Living with Uveitis
Modern treatments help control uveitis and can often prevent vision loss and blindness if the condition is found and treated early.
You must work with your eye doctor if you have uveitis. Eye doctors know how to treat uveitis, but they have to work with you to find the best way to treat the condition. Stay informed, take your medicines as scheduled, and follow your treatment plan.
What You Do Makes a Difference
- Remember to take notes about how you feel. Write down your questions so you can make the most of your eye doctor visits.
- Explain to your eye doctor how the medicines you are taking affect you.
- Tell all of your other doctors about your eye medicines and all other drugs you’re taking.
- Tell the eye doctor about any changes in your physical condition, any changes in your medicine or any side effects.
- Call your eye doctor if you notice any unusual changes in your eyes, your vision or the way you feel in general.
- Schedule regular checkups and follow through with them.
- Take care of yourself! – your eyes and the rest of you along with them.
Follow Your Treatment Plan!
It’s up to you to follow your treatment plan and have follow-up visits as recommended by your eye doctor. Remember to report anything you believe may be a side effect of the medicine you are taking.
Don’t Skip Doses!
Skipping doses of your medicine may put your vision in danger and mislead your doctor. Be sure to tell your doctor if you’ve missed any doses.
After evaluating your progress, your doctor may try changing your doses, switching medicines or changing other parts of your treatment to find the best results for you.
Questions for Your Eye Doctor
You will have many questions as your doctor diagnoses and treats your uveitis. It’s helpful to keep a list of these questions, especially if they come to mind in between your doctor appointments. Write all your questions down and bring the list with you, then discuss them with your doctor. Here are some questions many people have:
- What do the medicines do?
- How much will they cost? Will my insurance help pay for them? (These may be questions for your insurance company, not your doctor).
- What are the possible side effects of my medicines?
- Can I do anything to lower the chance of side effects or reduce the effects?
- When exactly should I take my medicine? Can you please write down a detailed schedule?
- What should I do if I miss a dose?
- Do I need to do anything special to take care of my medicines?
Tips for Taking Your Medicine
- Learn about the medicines you are taking and the best way to use them. Find out whether they need special handling, such as storing them in the refrigerator.
- If you take a combination of drops and ointments, always apply the drops first.
- Schedule your doses around your normal routine, such as when you wake up, when you eat meals, and when you go to bed at night.

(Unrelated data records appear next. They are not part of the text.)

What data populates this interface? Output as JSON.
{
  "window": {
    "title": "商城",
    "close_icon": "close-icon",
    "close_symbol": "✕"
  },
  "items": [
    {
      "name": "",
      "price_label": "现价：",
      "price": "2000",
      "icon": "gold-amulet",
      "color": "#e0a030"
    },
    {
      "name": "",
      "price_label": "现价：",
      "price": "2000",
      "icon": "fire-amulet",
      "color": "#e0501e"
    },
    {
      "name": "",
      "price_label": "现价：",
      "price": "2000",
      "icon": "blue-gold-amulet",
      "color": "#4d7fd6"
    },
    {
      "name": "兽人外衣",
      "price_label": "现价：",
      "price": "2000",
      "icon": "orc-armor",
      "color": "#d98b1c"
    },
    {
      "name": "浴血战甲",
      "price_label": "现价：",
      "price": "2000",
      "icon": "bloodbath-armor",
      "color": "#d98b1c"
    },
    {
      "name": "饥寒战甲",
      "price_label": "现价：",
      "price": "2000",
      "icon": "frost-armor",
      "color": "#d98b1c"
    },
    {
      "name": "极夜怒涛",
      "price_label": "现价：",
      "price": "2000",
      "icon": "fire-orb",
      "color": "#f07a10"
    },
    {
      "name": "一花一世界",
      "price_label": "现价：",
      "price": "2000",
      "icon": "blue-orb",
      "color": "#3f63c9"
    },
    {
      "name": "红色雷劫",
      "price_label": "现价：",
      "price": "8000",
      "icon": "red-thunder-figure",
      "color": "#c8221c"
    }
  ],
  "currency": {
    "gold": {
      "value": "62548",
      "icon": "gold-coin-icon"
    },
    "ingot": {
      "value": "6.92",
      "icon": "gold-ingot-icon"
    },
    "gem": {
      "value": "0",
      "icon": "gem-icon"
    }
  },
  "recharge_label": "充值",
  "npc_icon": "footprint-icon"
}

- Keep your medicines in plain sight. It’s easier to remember to take them.
- Keep medicines in a clean place. For example, if you carry them in your purse, put them in a sealed plastic bag to keep them clean.
- Take your medicines with you when you’re away from home. If you’re checking luggage at the airport, keep your medicines with you in your carry-on or in your purse.
- If you forget a dose, do not automatically double your next dose. Instead, follow your doctor’s instructions on what to do.
- If you can’t remember whether you took your medicines, simply use one dose at your next scheduled time.
You Have to Help Save Your Sight
Find support and encouragement from your family, friends and others. Sometimes it helps to talk to people who have experienced the same thing. It can help you to discuss side effects, share ways to remember your medicines and celebrate getting your uveitis under control.
Unfortunately, there are a few people who will lose vision despite commitment to working with their eye doctor and following their treatment plan. The future holds great promise for uveitis. New medicines and treatments continue to be developed. In the meantime, take heart in knowing that you’re doing everything possible to treat your condition. The doctor/patient team approach, support from others and promising scientific discoveries will help you look forward toward a bright future.